Belarusian Olympic body elects Lukashenko’s son as leader

MINSK, Belarus — The Belarusian Olympic Committee elected the son of President Alexander Lukashenko as leader on Friday, despite both men being suspended by the IOC and barred from the Tokyo Games.

The decision increases the chance of Belarusian athletes having to compete as an independent team under the Olympic flag in Tokyo.

Viktor Lukashenko was previously the national Olympic body’s vice president under his father, whose disputed victory in state elections last August led to ongoing protests in the former Soviet republic.

Both men were suspended by the International Olympic Committee in December for failing to protect athletes who took part in protests from discrimination.

“This is contrary to the fundamental principles of the Olympic Charter and therefore seriously affects the reputation of the Olympic movement,” IOC president Thomas Bach said in December.

Asked on Wednesday about the pending vote in Belarus, Bach said the IOC was monitoring but he would not speculate on possible consequences.

Alexander Lukashenko urged delegates to vote for his son in a statement posted on the national Olympic body’s website.

“There will be no theft, corruption, misuse of money under his leadership,” Alexander Lukashenko said. “Athletes and coaches will be treated kind and fair.”

Viktor Lukashenko, who advises his father on national security, is also under European Union sanctions that prevent him from traveling in the 27-nation bloc.

The EU has not recognized the state election result that returned Alexander Lukashenko for a sixth term.

Neither of the Lukashenkos is currently allowed to attend the Tokyo Olympics, which are scheduled to open on July 23.

“As for me, I will still keep in touch with what is going on in sport,” Alexander Lukashenko said Friday.

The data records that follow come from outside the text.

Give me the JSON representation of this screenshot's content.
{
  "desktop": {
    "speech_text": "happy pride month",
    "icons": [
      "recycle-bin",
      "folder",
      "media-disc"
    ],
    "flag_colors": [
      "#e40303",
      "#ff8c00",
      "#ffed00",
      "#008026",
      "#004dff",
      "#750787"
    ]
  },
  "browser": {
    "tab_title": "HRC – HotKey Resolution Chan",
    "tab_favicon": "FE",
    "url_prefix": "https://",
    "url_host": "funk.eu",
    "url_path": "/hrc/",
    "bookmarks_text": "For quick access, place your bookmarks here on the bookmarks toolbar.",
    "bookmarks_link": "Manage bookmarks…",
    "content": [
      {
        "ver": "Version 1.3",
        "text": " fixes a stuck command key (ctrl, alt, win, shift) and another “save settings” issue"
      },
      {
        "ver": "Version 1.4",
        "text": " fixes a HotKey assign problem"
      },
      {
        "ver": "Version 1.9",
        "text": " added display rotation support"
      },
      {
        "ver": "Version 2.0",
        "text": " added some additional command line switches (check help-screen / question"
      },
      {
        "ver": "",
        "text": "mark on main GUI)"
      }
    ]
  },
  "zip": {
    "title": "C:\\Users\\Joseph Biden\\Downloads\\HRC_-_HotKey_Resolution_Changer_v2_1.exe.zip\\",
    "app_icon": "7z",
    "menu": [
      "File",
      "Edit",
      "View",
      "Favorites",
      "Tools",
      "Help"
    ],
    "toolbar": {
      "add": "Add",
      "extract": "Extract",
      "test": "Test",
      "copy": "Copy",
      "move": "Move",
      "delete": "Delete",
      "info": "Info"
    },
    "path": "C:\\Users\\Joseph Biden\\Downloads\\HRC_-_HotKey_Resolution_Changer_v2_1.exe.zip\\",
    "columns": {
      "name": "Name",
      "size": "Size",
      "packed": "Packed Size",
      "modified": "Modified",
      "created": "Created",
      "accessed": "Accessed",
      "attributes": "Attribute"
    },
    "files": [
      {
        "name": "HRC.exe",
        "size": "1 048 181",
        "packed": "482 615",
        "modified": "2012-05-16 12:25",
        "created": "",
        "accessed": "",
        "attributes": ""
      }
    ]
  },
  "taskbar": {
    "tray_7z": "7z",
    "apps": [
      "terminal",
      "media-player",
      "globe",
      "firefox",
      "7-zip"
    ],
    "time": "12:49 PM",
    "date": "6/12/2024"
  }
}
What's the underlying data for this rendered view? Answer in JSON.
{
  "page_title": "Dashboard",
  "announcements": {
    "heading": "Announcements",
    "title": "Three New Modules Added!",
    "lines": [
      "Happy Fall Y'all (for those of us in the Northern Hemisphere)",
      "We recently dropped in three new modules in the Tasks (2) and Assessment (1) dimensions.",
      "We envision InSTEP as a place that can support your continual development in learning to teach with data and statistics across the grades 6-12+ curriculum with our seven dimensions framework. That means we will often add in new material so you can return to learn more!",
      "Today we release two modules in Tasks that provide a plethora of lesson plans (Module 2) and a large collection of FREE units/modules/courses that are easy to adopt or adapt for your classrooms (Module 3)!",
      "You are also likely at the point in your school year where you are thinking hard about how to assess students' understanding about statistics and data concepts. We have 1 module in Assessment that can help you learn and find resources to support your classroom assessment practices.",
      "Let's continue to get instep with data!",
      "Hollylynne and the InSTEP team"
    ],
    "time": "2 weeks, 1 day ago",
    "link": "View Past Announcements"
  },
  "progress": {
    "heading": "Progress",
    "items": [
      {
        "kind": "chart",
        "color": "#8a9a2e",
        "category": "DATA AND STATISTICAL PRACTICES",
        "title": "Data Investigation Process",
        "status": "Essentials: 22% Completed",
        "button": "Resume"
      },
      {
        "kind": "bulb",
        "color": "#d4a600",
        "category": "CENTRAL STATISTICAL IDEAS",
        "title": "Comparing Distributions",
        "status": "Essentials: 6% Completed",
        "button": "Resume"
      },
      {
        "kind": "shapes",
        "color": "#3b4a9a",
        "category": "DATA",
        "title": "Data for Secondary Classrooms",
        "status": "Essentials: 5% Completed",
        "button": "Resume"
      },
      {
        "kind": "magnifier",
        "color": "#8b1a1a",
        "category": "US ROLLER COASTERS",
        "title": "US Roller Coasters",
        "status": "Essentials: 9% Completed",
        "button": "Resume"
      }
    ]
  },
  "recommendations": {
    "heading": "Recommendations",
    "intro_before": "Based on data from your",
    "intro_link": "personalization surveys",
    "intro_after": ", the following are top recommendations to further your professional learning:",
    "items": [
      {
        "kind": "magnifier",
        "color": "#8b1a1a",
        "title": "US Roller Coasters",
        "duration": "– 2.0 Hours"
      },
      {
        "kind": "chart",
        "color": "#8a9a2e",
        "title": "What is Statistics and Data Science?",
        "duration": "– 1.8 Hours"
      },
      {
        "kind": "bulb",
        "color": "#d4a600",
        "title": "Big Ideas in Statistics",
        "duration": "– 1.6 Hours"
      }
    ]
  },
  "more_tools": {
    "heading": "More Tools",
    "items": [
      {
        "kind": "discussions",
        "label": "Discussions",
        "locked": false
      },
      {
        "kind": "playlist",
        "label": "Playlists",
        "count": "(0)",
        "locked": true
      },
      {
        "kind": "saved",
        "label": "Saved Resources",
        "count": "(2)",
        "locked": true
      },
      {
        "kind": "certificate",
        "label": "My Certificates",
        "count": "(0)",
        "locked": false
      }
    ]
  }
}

The IOC will continue to help fund Belarusian athletes preparing for upcoming Olympics by paying scholarship money directly to them. Payments to the Belarusian OIympic Committee have stopped.

More AP Olympics: and